Demonstrating Abbe’s Resolution Theory
How to resolve better is one of the most important, and most prevalent, question in optics. Ernst Abbe gave his explanation on resolution in 1873 and his theory has played a role to this day. As was done first by Abbe, and then by many other scientists in their labs, we will demonstrate the theory of resolution in VirtualLab Fusion. Thanks to the grating component released in version 2020.1, we build up an imaging system with real chromium gratings as the object, and demonstrate the image formation throughout the system.Read more
Afocal Systems for Laser Guide Stars
Laser guide stars – which are artificial “star” images tens of kilometers away – are important for the correction of atmospheric distortions for astronomical telescopes. The size of the star must be carefully controlled, and the slow-diffraction effect must be considered in the design so as to correctly predict the focal spot. We analyze and design such systems in VirtualLab Fusion and show how to configure the Fourier transform settings for such tasks.Read more
It is often important to ensure good beam quality for many laser-based optical experiments and applications. Laser beams, in reality, may contain higher-order modes or exhibit wavefront perturbation, and consequently need to be cleaned up. A typical method is to use a spatial filtering setup, with two lenses and a pinhole in the intermediate focal plane, i.e. the Fourier plane. We build up such a spatial filtering setup and check how the pinhole size influences the output beam quality and power.Read more
Modeling Pinhole Diffraction within System
Diffraction effects are typically considered only at the exit pupil of a system and including intra-system diffraction (especially when it is caused by multiple truncations), as discussed by M. Mout et al., is a challenging task. With the innovations in Fourier transforms, you have direct and flexible control of the diffraction inclusion in VirtualLab Fusion 2020.1. As an example, we demonstrate the modeling of pinhole as well as surface aperture diffraction effects inside a low-Fresnel-number system, and compare the results with the typical exit pupil diffraction approach.Read more
What's new in our VirtualLab Fusion Release 2020.1?
We are proud to present a new version of VirtualLab Fusion, in which we bring the connecting field solvers technology to the next level.
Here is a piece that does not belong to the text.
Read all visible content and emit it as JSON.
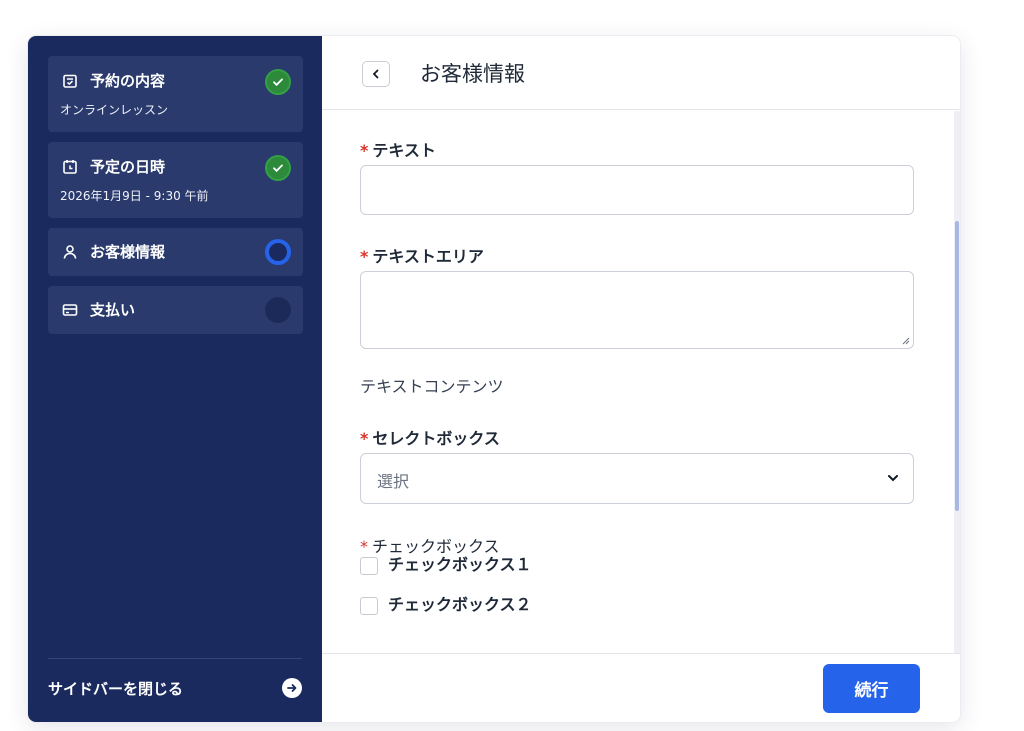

In order to adapt to different time zones worldwide, we will hold this webinar twice (all times CET):
8 July | 10:00 – 11:00 & 17:00 – 18:00Read more
VirtualLab Fusion Release 2020.1
We are pleased to announce the VirtualLab Fusion Release 2020.1!
All VirtualLab licenses with update service till 1st quarter 2020 are granted the update to this version.
Automatize Your Simulation Tasks
For the analysis of modern optical devices and systems, engineers often need to execute a large amount of simulations to gather and sort the results, so as to fully study the optical design. To assist with such tasks, VirtualLab Fusion provides a flexible inbuilt programming language, which allows, for example, for the automatic saving of the simulation results. Moreover, it is possible to access VirtualLab Fusion simulations externally (via MATLAB or Python), giving you the full possibility to further analyze the simulation results.Read more
Generation of Non-Diffracting Bessel Beams
Nowadays, Bessel-like beams and similar kinds of non-diffracting beams are not just generated in the lab but have been put to use in different applications. To better exploit such beams, their properties must be studied and understood more deeply. As a typical example, we demonstrate how to generate Bessel beams with an axicon, and, following the research work of O. Brzobohatý et al., we investigate how the round tip of the axicon may influence the resulting Bessel beam.Read more